  8. Gareth Edwards is the director instead of George Lucas, though George Lucas approves of the movie!
  9. There is a chance that Rogue One will tie in with the television show Star Wars: Rebels, as they take place in the same time.
  10. Jyn Erso’s father is played by Mads Mikkelson whose character is a scientist who is believed to have created the Death Star.

Though all of our long time favorite characters won’t be with us in this film, it aspires to be just as amazing as the original Star Wars.

A Christmas Short Story Discussion & Book Talk

What do you look for in a good Christmas story? What are some of your favorite holiday books? We know that you’re a lot busier than normal during this time of year, so the Aurora Public Library District is here to help you relax.

reading-by-the-fire

Stop by the Aurora Public Library on Thursday, December 15 at 1:30 p.m. for “A Christmas Short Story Discussion & Book Talk” hosted by Merlee Adkins.
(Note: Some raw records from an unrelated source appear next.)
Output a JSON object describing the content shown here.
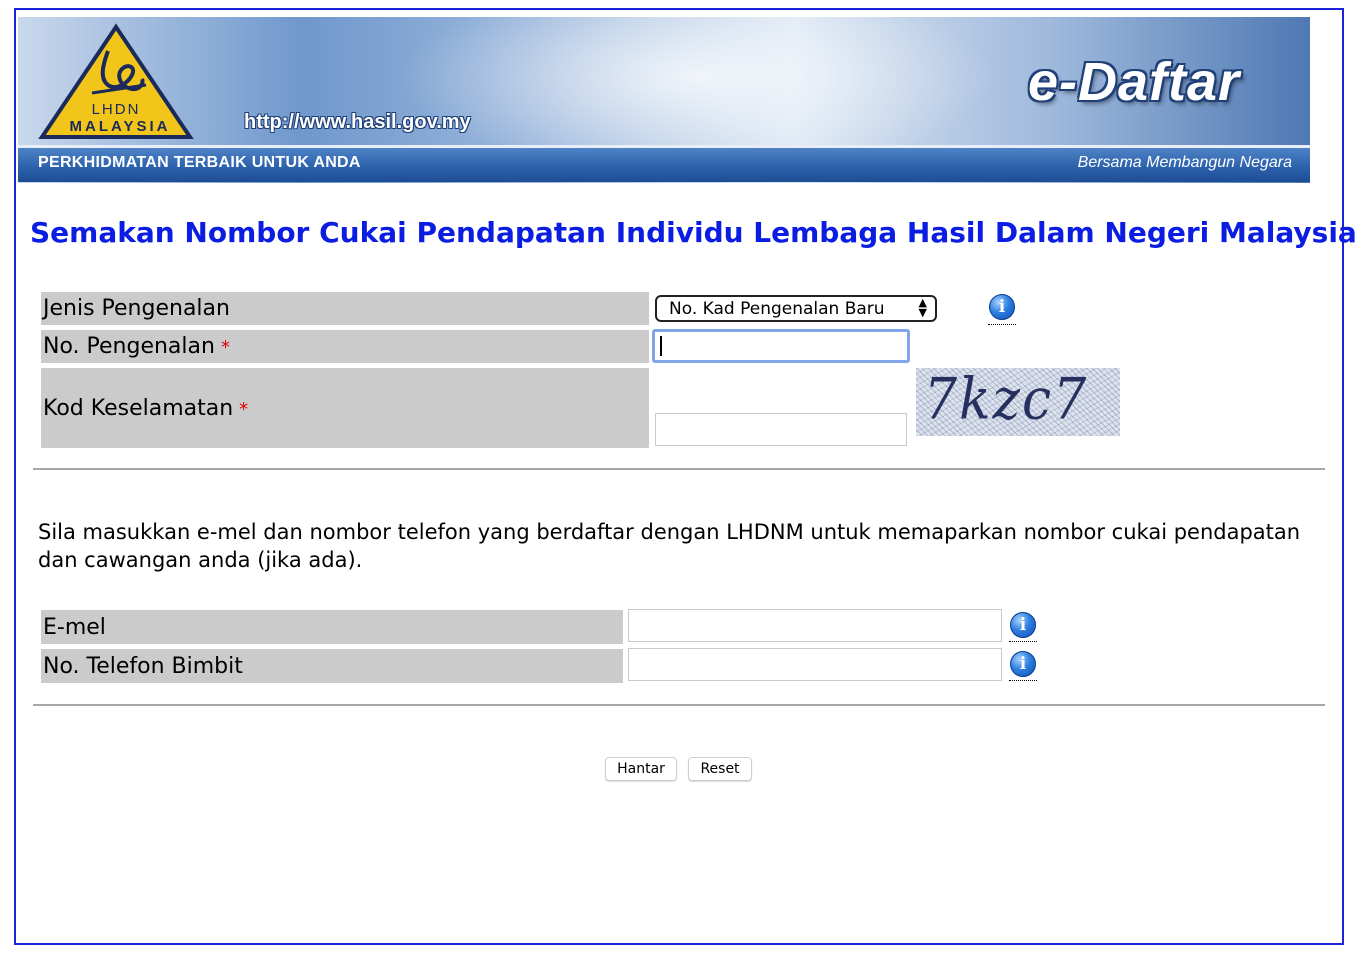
{
  "banner": {
    "logo_top": "LHDN",
    "logo_bottom": "MALAYSIA",
    "url": "http://www.hasil.gov.my",
    "app_name": "e-Daftar",
    "slogan": "PERKHIDMATAN TERBAIK UNTUK ANDA",
    "motto": "Bersama Membangun Negara"
  },
  "title": "Semakan Nombor Cukai Pendapatan Individu Lembaga Hasil Dalam Negeri Malaysia",
  "form": {
    "id_type_label": "Jenis Pengenalan",
    "id_type_value": "No. Kad Pengenalan Baru",
    "id_no_label": "No. Pengenalan",
    "security_label": "Kod Keselamatan",
    "required_mark": "*",
    "captcha_text": "7kzc7",
    "id_no_value": "",
    "security_value": ""
  },
  "instructions": "Sila masukkan e-mel dan nombor telefon yang berdaftar dengan LHDNM untuk memaparkan nombor cukai pendapatan dan cawangan anda (jika ada).",
  "contact": {
    "email_label": "E-mel",
    "phone_label": "No. Telefon Bimbit",
    "email_value": "",
    "phone_value": ""
  },
  "buttons": {
    "submit": "Hantar",
    "reset": "Reset"
  },
  "colors": {
    "title": "#0b1de3",
    "label_bg": "#cbcbcb",
    "frame": "#1a24d6",
    "required": "#e00000"
  },
  "icons": [
    "info-icon",
    "dropdown-arrows-icon",
    "lhdn-logo"
  ]
}
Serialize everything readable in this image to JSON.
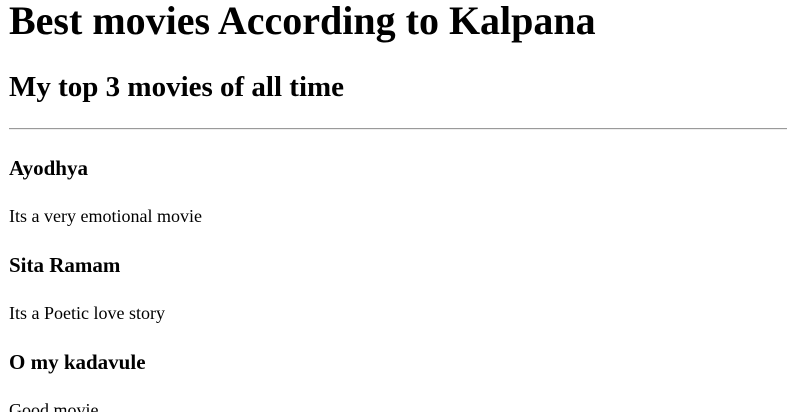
{
  "page": {
    "title": "Best movies According to Kalpana",
    "subtitle": "My top 3 movies of all time"
  },
  "movies": [
    {
      "title": "Ayodhya",
      "description": "Its a very emotional movie"
    },
    {
      "title": "Sita Ramam",
      "description": "Its a Poetic love story"
    },
    {
      "title": "O my kadavule",
      "description": "Good movie"
    }
  ]
}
The discussion will feature the short story “Christmas Day in the Morning” by Pearl S. Buck, which you can pick up for free from the Aurora Public Library and the Dillsboro Public Library. Spend a relaxing afternoon at the library listening to the short story and join in on the discussion. Instead of feeling pressured to read yet another holiday book in the span of a few short weeks, you can pick up a copy of the short story that is being featured in the book discussion for free, even if you aren’t planning on attending the book discussion.

No registration is required for this event. Special door prizes will be given out, so make sure you get here early!